Cover of Big Tree
A review of Big Tree by Brian Selznick

And totally worth saving.  

Louise and Merwin are tiny sycamore seed siblings preparing to take flight from their mother's seed pouch when disaster strikes. The forest is on fire and creatures are fleeing the area. A stampede of dinosaurs knock over mama and her seed pouch bursts open. The two little seeds make their way into the terrifying world earlier than planned, sooner than they were prepared for, and without great prospects for finding a suitable place to put down roots.

Such is life in the Cretaceous era. Dreamer Louise and practical Merwin are at odds with each other as they try to manifest their destiny. Louise wants to settle in the first spot they see even when it may not be the best for survival and Merwin's perfect planning unintentionally sends them towards an erupting volcano. The two encounter a variety of flora and fauna along the way including mushroom Ambassadors serving as an underground communication pipeline, foraminifera Scientists collecting underwater data on the world around them, and a prehistoric version of a butterfly. Millions of years later the Earth has transformed and the reader finds out what has happened to Louise and Merwin.  

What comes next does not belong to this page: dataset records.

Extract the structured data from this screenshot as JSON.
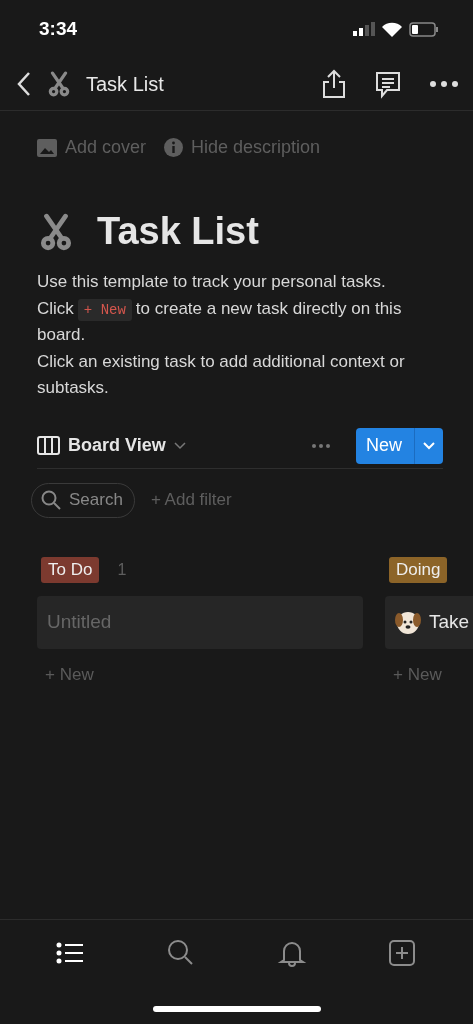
{
  "status_bar": {
    "time": "3:34"
  },
  "nav": {
    "title": "Task List"
  },
  "page_actions": [
    {
      "kind": "cover",
      "label": "Add cover"
    },
    {
      "kind": "info",
      "label": "Hide description"
    }
  ],
  "page": {
    "title": "Task List",
    "description": [
      {
        "text": "Use this template to track your personal tasks."
      },
      {
        "before": "Click",
        "chip": "+ New",
        "after": "to create a new task directly on this board."
      },
      {
        "text": "Click an existing task to add additional context or subtasks."
      }
    ]
  },
  "view": {
    "label": "Board View",
    "new_button": "New"
  },
  "filters": {
    "search": "Search",
    "add_filter": "+ Add filter"
  },
  "columns": [
    {
      "label": "To Do",
      "color": "#7c3a2f",
      "count": "1",
      "cards": [
        {
          "title": "Untitled",
          "empty": true,
          "emoji": false
        }
      ],
      "add": "+ New"
    },
    {
      "label": "Doing",
      "color": "#8c6428",
      "cards": [
        {
          "title": "Take",
          "empty": false,
          "emoji": true
        }
      ],
      "add": "+ New"
    }
  ],
  "tab_bar": [
    {
      "kind": "list",
      "selected": true
    },
    {
      "kind": "search",
      "selected": false
    },
    {
      "kind": "bell",
      "selected": false
    },
    {
      "kind": "add",
      "selected": false
    }
  ]
}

The afterword includes annotations on the real science incorporated into the story, a bibliography, and backstory of how the book originated as a screenplay for Steven Spielberg. It has that kind of sweeping feel to it, a breathtaking look at nature as told from the perspective of nature. Approximately 525 pages of Selznick's exquisite illustrations and words merge to present an enormous, atmospheric story about setting down roots, becoming what you are meant to be and protecting this planet we live on.   

Sep 11, 2023